Our expert voices conversation on genetic testing for cancer.
Most people who have a genetic mutation that predisposes them to cancer don’t know it. They also aren’t aware they could act on that knowledge and make choices that could save their life. A seemingly ideal solution would be to make cancer genetic tests a primary care routine for all adults.
Here’s the problem: Genetic testing is imperfect and genetic care is still in its infancy.
A real solution: Prevention. Gain knowledge of your family’s cancer history. Stop smoking. Limit how much alcohol you drink. Exercise regularly. Get vaccinated.
Bottom line: Even without knowing our genetic test result, we can make concrete choices to help avert a future cancer.
The other voices in the conversation:
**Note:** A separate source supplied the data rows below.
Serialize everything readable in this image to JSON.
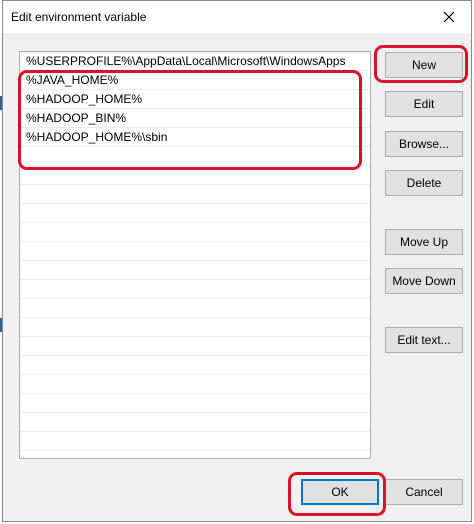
{
  "window": {
    "title": "Edit environment variable"
  },
  "list": {
    "items": [
      "%USERPROFILE%\\AppData\\Local\\Microsoft\\WindowsApps",
      "%JAVA_HOME%",
      "%HADOOP_HOME%",
      "%HADOOP_BIN%",
      "%HADOOP_HOME%\\sbin"
    ]
  },
  "buttons": {
    "new": "New",
    "edit": "Edit",
    "browse": "Browse...",
    "delete": "Delete",
    "move_up": "Move Up",
    "move_down": "Move Down",
    "edit_text": "Edit text...",
    "ok": "OK",
    "cancel": "Cancel"
  },
  "colors": {
    "highlight": "#d9122c",
    "focus": "#0078d7"
  }
}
In her new book, “A Cancer in the Family: Take Control of your Genetic Inheritance,” Dr. Theodora Ross addresses how our family’s medical history plays a role in our health. To shed some light on the genetics of cancer, as well as genetic counseling, Ross spoke with “Take Care” to explain the importance of knowing your family history.
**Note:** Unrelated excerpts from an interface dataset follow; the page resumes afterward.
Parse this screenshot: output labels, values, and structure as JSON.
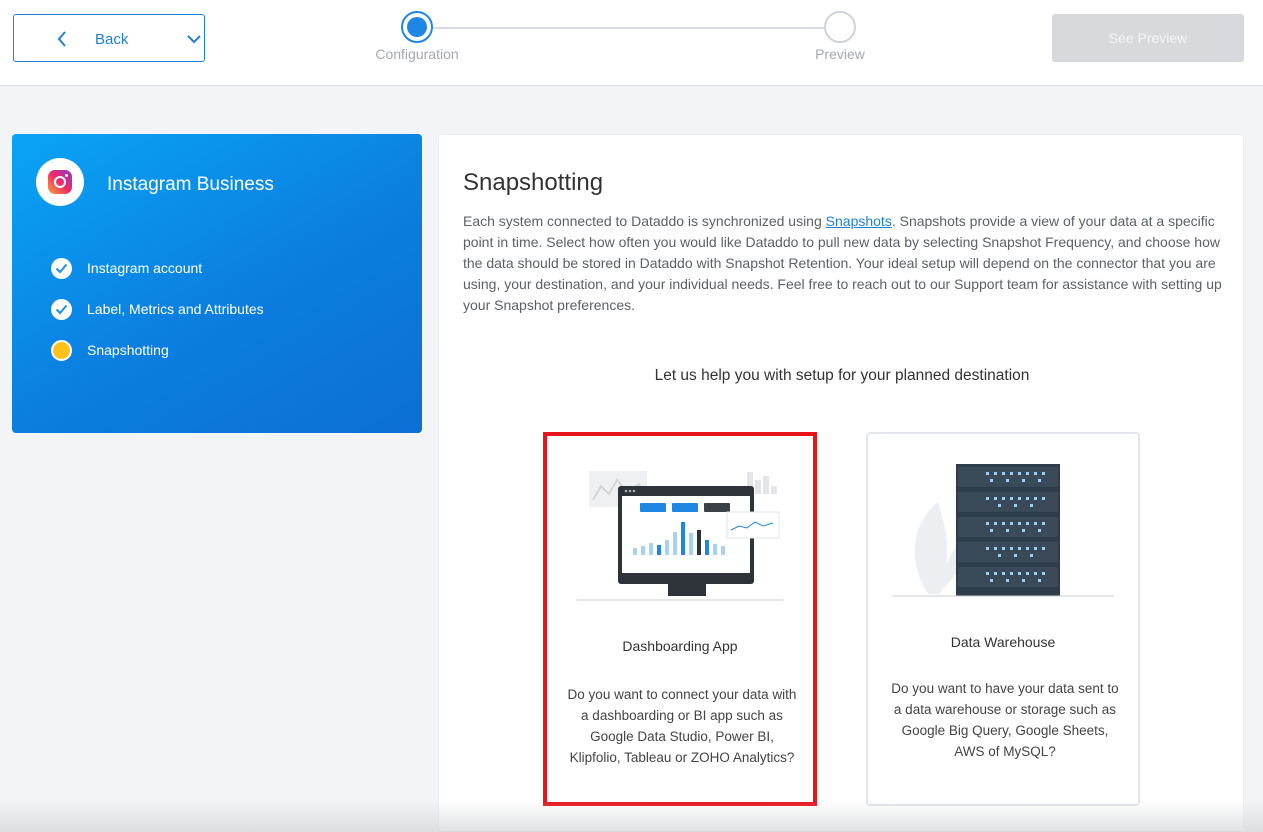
{
  "header": {
    "back_label": "Back",
    "steps": [
      {
        "label": "Configuration",
        "state": "active"
      },
      {
        "label": "Preview",
        "state": "pending"
      }
    ],
    "see_preview_label": "See Preview"
  },
  "connector": {
    "name": "Instagram Business",
    "icon": "instagram-icon",
    "steps": [
      {
        "label": "Instagram account",
        "status": "done"
      },
      {
        "label": "Label, Metrics and Attributes",
        "status": "done"
      },
      {
        "label": "Snapshotting",
        "status": "current"
      }
    ]
  },
  "main": {
    "title": "Snapshotting",
    "desc_before_link": "Each system connected to Dataddo is synchronized using ",
    "desc_link": "Snapshots",
    "desc_after_link": ". Snapshots provide a view of your data at a specific point in time. Select how often you would like Dataddo to pull new data by selecting Snapshot Frequency, and choose how the data should be stored in Dataddo with Snapshot Retention. Your ideal setup will depend on the connector that you are using, your destination, and your individual needs. Feel free to reach out to our Support team for assistance with setting up your Snapshot preferences.",
    "help_title": "Let us help you with setup for your planned destination",
    "options": [
      {
        "title": "Dashboarding App",
        "description": "Do you want to connect your data with a dashboarding or BI app such as Google Data Studio, Power BI, Klipfolio, Tableau or ZOHO Analytics?",
        "selected": true
      },
      {
        "title": "Data Warehouse",
        "description": "Do you want to have your data sent to a data warehouse or storage such as Google Big Query, Google Sheets, AWS of MySQL?",
        "selected": false
      }
    ]
  },
  "colors": {
    "accent": "#1e7fd8",
    "selected_border": "#e8141b",
    "pending_step": "#ffc21a"
  }
}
A couple of weeks ago, we published Distinct Brca1 Mutations Differentially Reduce Hematopoietic Stem Cell Function by Theo Ross and her colleagues at UT Southwestern. Dr. Ross is a great example of a scientist who is doing both. She’s the author of a popular book about cancer, and she’s unafraid to say what’s on her mind.
Hidden cameras and the beauty of the scientific method.
“We don’t have enough genetic counselors. We don’t have enough doctors who understand genetics. So when people get genetic tests, they think, ‘Oh, it’s done. I’ve done it. I’m fine.’ But it’s not. It’s not a single event.
Can a blood test for cancer be a dangerous proposition? Depends on the test.
For one ovarian cancer patient, let’s call her Emily, treatment based on blood test results led to her premature death.
Can genetic testing help mitigate cancer risk? (Washington Post Live)
My sister, Bea, was 35 years old when she was diagnosed with breast cancer, and 38 years old when she died in 1993. She left behind a husband, two toddlers and, innocently, a genetic legacy that our family continues to confront today.
Reading books for emotional support can help you overcome dark days, uplift your spirits and even prompt new perspectives and help you focus on the big picture, physicians say.
If you are dealing with breast cancer, you can find authoritative health guides, patient-centered guides, memoirs and novels.
All cancers are caused by genetic mutations, but not all genetic mutations are inherited. When the genes that suppress runaway cell growth don’t function correctly, cells divide uncontrollably and clump together in a tumor. That’s what we call cancer. In most cases of breast cancer, these genes turn faulty because of some environmental factor, like smoking or too much radiation. Other times, though, you inherit a copy from your parents. That’s an inherited mutation.